It’s just that that preoccupation can be a bit of a fault at times. We get a prolonged dose of every hero’s humanity as the story progresses, almost like they are political candidates who are legally mandated to get equal air time. That equitability is admirable, and in the case of Black Widow and Hawkeye (Jeremy Renner) highly refreshing (finally, these characters have a little bit of depth). But it also feels like folly. The Marvel cinematic universe has expanded to the point that there really isn’t time for all of the Avengers to have a fully realized character arc without the film feeling bloated.
It feels petulant to say so, but Age of Ultron‘s greatest strength is also a bit of a flaw. Whedon checked all of the required Marvel boxes and made something a bit more sensitive than most everything else in its shared universe.

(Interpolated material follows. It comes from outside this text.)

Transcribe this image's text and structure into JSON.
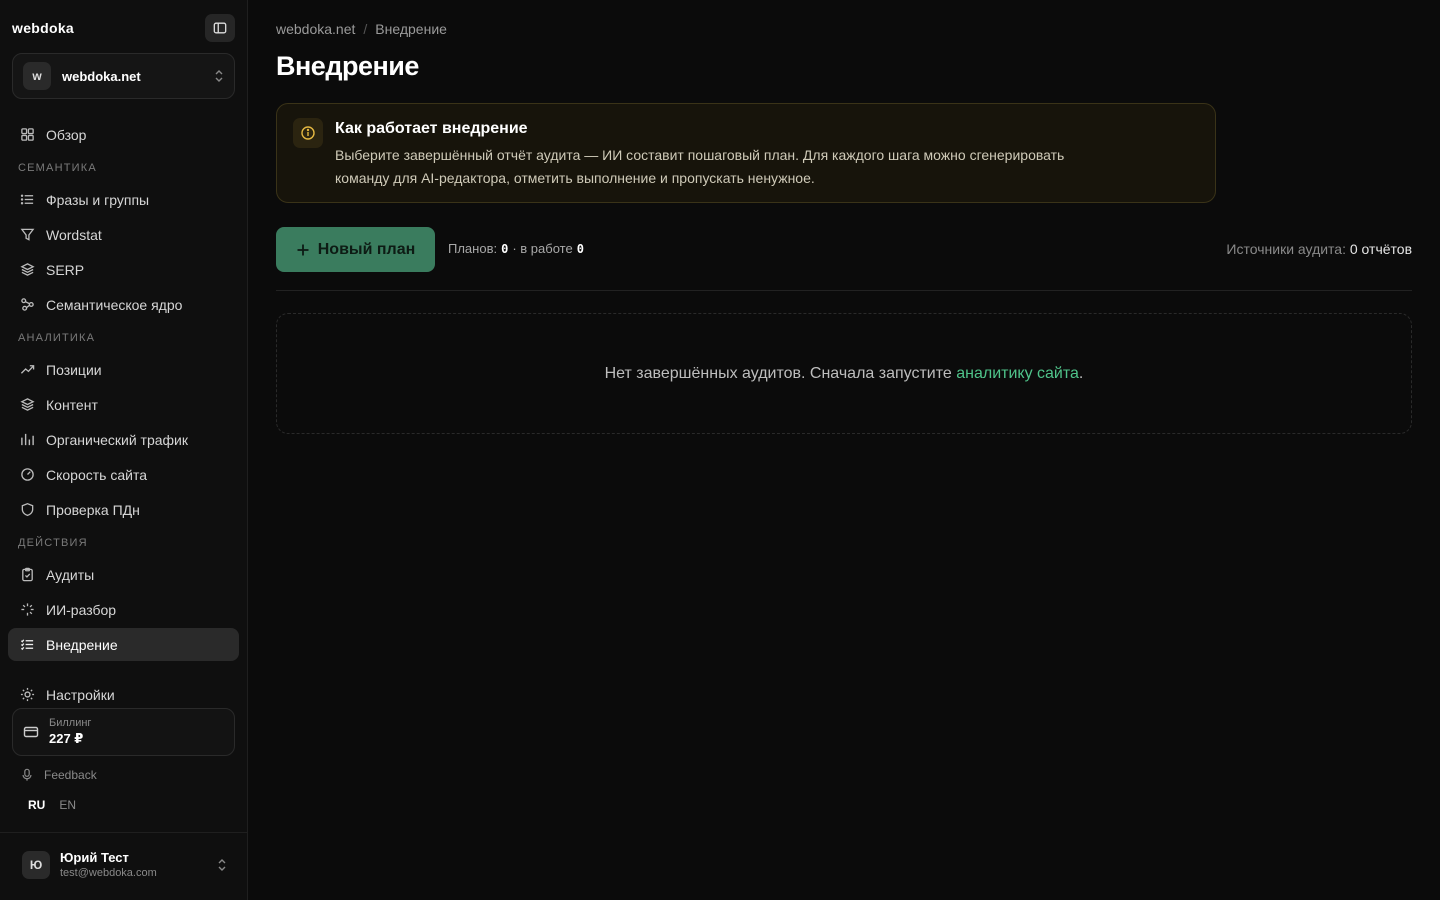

In trying to have it all, he ended up with a bit too much of everything. I’m not certain he should be blamed for trying — not when setting up the next half-decade of the story is a requirement on par with the specific story you’re trying to tell in any given Marvel Studios film.
I am sure that I’m glad Whedon tried, even if the end product wound up a bit clunky this time around. Finding humanity in the likes of Iron Man and Captain America has no direct value to a Marvel empire that is built on perpetual hype and the merchandising to go with it, but it is one of the things that has so far differentiated it from imitators. Whedon, who has said this is almost certain to be his last Marvel film, has done more than anyone else to make the Marvel films stand out. Age of Ultronmight not stand up to his first entry in the series, but it still looks like one of the very best Marvel films to date.